Say how many lines in the entries hold the word "Introduction", and reply with that number only.

....

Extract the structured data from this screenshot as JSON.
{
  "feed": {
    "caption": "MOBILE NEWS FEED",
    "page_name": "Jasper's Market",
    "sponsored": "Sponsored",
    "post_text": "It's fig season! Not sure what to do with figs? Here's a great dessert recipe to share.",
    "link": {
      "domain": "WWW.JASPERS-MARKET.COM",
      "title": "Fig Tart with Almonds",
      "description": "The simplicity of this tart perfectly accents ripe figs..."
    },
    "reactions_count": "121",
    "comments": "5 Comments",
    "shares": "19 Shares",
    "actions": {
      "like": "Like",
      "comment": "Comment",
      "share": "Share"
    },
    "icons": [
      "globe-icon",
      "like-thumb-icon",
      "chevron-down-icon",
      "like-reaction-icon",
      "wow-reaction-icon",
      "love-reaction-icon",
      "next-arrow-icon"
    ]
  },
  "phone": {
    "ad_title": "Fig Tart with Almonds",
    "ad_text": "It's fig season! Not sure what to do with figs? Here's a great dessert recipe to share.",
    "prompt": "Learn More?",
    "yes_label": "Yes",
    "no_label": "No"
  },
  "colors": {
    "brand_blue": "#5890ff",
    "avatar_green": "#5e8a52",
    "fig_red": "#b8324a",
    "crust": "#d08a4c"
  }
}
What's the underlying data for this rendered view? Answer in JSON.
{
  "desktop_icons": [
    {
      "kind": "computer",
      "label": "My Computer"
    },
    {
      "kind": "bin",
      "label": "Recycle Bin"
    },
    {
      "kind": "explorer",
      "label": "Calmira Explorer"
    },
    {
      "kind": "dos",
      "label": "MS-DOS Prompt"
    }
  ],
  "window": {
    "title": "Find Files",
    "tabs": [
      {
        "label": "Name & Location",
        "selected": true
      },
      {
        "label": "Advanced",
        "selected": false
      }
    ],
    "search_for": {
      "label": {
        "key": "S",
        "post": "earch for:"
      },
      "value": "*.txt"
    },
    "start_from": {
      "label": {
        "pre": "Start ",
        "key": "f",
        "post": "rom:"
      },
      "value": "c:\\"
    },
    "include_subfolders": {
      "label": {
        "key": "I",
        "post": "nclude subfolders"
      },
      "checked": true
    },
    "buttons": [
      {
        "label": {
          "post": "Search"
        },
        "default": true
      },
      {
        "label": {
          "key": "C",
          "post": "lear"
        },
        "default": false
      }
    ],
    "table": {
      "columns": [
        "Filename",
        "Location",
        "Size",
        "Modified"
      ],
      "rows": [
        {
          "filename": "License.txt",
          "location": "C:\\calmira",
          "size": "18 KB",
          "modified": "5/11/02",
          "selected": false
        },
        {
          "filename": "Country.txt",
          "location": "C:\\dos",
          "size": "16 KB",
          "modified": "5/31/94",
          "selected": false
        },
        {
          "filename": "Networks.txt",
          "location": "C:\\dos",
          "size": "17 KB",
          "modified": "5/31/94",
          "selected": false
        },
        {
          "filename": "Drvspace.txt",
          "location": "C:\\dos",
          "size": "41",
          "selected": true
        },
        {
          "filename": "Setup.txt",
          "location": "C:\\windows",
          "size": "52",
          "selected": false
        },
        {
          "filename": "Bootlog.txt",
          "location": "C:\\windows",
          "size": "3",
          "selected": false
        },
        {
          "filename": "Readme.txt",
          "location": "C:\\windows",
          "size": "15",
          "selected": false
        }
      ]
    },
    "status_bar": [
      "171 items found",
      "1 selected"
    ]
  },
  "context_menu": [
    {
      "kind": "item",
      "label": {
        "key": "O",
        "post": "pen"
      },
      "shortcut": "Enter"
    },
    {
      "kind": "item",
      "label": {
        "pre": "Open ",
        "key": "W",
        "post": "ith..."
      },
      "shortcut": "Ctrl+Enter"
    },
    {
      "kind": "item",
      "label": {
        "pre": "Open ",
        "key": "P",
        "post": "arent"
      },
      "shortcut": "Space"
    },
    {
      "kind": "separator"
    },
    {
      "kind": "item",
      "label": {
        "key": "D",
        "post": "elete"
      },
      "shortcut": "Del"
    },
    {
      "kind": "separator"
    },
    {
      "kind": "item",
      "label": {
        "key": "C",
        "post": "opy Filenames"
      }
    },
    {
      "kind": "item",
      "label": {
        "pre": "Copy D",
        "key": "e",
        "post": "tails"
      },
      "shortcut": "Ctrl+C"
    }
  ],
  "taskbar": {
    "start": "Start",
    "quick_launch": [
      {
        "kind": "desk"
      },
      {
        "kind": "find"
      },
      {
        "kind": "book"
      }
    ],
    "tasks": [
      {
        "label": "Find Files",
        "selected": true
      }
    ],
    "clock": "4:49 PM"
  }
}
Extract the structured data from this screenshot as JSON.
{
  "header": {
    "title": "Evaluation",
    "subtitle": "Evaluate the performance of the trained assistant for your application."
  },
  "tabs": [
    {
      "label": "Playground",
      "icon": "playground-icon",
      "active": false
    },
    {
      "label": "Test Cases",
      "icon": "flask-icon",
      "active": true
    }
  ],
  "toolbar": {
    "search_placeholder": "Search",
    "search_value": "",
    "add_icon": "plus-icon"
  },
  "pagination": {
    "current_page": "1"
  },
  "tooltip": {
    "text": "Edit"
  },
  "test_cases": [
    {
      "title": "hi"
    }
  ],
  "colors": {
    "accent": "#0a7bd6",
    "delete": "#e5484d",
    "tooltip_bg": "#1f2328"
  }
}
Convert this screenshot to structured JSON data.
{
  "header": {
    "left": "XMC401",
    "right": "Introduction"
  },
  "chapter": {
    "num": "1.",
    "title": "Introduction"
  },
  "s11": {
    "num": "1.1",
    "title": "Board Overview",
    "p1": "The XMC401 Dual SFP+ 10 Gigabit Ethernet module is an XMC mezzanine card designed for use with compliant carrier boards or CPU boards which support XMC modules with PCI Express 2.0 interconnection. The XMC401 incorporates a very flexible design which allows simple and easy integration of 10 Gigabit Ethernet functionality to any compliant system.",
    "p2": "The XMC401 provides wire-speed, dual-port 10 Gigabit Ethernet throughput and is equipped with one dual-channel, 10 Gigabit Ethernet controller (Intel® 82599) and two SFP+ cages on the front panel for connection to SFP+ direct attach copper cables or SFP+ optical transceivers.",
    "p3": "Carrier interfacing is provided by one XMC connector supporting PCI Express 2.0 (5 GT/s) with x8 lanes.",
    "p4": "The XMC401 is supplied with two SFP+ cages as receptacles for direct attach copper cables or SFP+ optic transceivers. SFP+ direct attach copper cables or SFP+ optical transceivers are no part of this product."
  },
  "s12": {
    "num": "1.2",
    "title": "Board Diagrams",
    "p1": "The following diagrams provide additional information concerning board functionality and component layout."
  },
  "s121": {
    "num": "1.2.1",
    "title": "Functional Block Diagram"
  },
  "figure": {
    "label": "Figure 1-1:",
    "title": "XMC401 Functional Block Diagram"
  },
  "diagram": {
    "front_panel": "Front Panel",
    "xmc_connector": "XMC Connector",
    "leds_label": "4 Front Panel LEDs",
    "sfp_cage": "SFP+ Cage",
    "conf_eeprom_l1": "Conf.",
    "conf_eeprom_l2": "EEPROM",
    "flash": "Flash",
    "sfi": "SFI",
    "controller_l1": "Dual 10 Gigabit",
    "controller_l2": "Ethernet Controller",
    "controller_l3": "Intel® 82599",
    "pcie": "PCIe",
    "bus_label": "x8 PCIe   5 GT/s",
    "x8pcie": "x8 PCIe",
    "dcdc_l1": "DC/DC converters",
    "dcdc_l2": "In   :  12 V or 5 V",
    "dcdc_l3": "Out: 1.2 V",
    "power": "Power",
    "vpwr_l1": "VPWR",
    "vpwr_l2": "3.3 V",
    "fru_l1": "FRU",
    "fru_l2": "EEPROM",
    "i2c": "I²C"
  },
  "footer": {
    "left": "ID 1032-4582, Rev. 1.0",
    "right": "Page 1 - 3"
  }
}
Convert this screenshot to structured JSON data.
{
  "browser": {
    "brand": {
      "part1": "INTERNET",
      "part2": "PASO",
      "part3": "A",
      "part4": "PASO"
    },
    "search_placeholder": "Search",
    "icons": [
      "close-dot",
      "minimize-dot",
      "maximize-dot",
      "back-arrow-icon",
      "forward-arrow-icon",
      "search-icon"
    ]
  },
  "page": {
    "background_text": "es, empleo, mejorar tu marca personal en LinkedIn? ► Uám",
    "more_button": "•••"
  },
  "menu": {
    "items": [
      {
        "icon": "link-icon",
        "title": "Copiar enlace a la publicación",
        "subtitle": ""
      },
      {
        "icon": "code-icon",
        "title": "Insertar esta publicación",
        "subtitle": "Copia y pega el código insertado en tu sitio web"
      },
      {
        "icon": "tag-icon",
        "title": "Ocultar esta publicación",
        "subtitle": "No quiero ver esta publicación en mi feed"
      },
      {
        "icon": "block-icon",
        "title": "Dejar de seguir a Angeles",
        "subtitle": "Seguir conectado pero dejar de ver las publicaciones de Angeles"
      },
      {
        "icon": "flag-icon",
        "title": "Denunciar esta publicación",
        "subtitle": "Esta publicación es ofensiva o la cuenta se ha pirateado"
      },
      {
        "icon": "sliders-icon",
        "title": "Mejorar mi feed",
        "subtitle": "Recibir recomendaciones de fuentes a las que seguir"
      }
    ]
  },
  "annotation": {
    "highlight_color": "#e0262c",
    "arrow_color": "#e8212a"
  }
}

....

### SOLVED PROBLEM
2